=== Work instruction ===
Please return the whole listing. Keep each line exactly the same.
--------------------------------------------------
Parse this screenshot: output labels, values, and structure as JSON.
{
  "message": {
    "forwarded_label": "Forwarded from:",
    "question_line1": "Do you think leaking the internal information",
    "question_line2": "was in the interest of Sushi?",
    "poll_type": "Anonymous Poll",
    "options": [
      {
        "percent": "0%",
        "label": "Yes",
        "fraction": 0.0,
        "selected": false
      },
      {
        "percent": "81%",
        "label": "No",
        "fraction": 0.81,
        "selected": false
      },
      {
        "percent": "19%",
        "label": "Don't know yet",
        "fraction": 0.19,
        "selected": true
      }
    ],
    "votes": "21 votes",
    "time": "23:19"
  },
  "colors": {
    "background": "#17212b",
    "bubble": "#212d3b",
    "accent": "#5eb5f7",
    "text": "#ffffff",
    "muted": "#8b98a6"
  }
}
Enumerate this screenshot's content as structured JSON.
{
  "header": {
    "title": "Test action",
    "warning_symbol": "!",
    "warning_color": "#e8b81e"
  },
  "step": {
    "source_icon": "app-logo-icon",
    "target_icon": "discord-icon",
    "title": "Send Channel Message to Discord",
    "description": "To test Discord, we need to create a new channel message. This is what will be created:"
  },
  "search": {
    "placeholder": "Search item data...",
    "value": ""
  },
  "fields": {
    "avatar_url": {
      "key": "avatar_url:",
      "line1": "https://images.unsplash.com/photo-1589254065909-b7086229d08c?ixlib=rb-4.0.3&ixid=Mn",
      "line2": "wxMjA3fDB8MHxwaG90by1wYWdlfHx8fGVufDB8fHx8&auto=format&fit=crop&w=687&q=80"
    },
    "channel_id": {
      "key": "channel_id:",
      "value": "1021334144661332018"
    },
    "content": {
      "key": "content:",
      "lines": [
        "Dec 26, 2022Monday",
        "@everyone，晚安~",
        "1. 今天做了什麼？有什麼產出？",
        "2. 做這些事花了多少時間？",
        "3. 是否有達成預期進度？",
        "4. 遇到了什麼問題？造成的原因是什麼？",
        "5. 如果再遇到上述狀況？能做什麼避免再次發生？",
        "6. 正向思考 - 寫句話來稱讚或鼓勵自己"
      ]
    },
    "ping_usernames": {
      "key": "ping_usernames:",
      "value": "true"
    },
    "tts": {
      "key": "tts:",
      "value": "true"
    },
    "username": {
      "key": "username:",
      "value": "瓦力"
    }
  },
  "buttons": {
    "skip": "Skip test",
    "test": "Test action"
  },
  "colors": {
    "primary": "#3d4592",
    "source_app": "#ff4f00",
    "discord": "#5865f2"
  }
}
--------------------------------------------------
=== Exercise result ===
Parse this screenshot: output labels, values, and structure as JSON.
{
  "message": {
    "forwarded_label": "Forwarded from:",
    "question_line1": "Do you think leaking the internal information",
    "question_line2": "was in the interest of Sushi?",
    "poll_type": "Anonymous Poll",
    "options": [
      {
        "percent": "0%",
        "label": "Yes",
        "fraction": 0.0,
        "selected": false
      },
      {
        "percent": "81%",
        "label": "No",
        "fraction": 0.81,
        "selected": false
      },
      {
        "percent": "19%",
        "label": "Don't know yet",
        "fraction": 0.19,
        "selected": true
      }
    ],
    "votes": "21 votes",
    "time": "23:19"
  },
  "colors": {
    "background": "#17212b",
    "bubble": "#212d3b",
    "accent": "#5eb5f7",
    "text": "#ffffff",
    "muted": "#8b98a6"
  }
}
Enumerate this screenshot's content as structured JSON.
{
  "header": {
    "title": "Test action",
    "warning_symbol": "!",
    "warning_color": "#e8b81e"
  },
  "step": {
    "source_icon": "app-logo-icon",
    "target_icon": "discord-icon",
    "title": "Send Channel Message to Discord",
    "description": "To test Discord, we need to create a new channel message. This is what will be created:"
  },
  "search": {
    "placeholder": "Search item data...",
    "value": ""
  },
  "fields": {
    "avatar_url": {
      "key": "avatar_url:",
      "line1": "https://images.unsplash.com/photo-1589254065909-b7086229d08c?ixlib=rb-4.0.3&ixid=Mn",
      "line2": "wxMjA3fDB8MHxwaG90by1wYWdlfHx8fGVufDB8fHx8&auto=format&fit=crop&w=687&q=80"
    },
    "channel_id": {
      "key": "channel_id:",
      "value": "1021334144661332018"
    },
    "content": {
      "key": "content:",
      "lines": [
        "Dec 26, 2022Monday",
        "@everyone，晚安~",
        "1. 今天做了什麼？有什麼產出？",
        "2. 做這些事花了多少時間？",
        "3. 是否有達成預期進度？",
        "4. 遇到了什麼問題？造成的原因是什麼？",
        "5. 如果再遇到上述狀況？能做什麼避免再次發生？",
        "6. 正向思考 - 寫句話來稱讚或鼓勵自己"
      ]
    },
    "ping_usernames": {
      "key": "ping_usernames:",
      "value": "true"
    },
    "tts": {
      "key": "tts:",
      "value": "true"
    },
    "username": {
      "key": "username:",
      "value": "瓦力"
    }
  },
  "buttons": {
    "skip": "Skip test",
    "test": "Test action"
  },
  "colors": {
    "primary": "#3d4592",
    "source_app": "#ff4f00",
    "discord": "#5865f2"
  }
}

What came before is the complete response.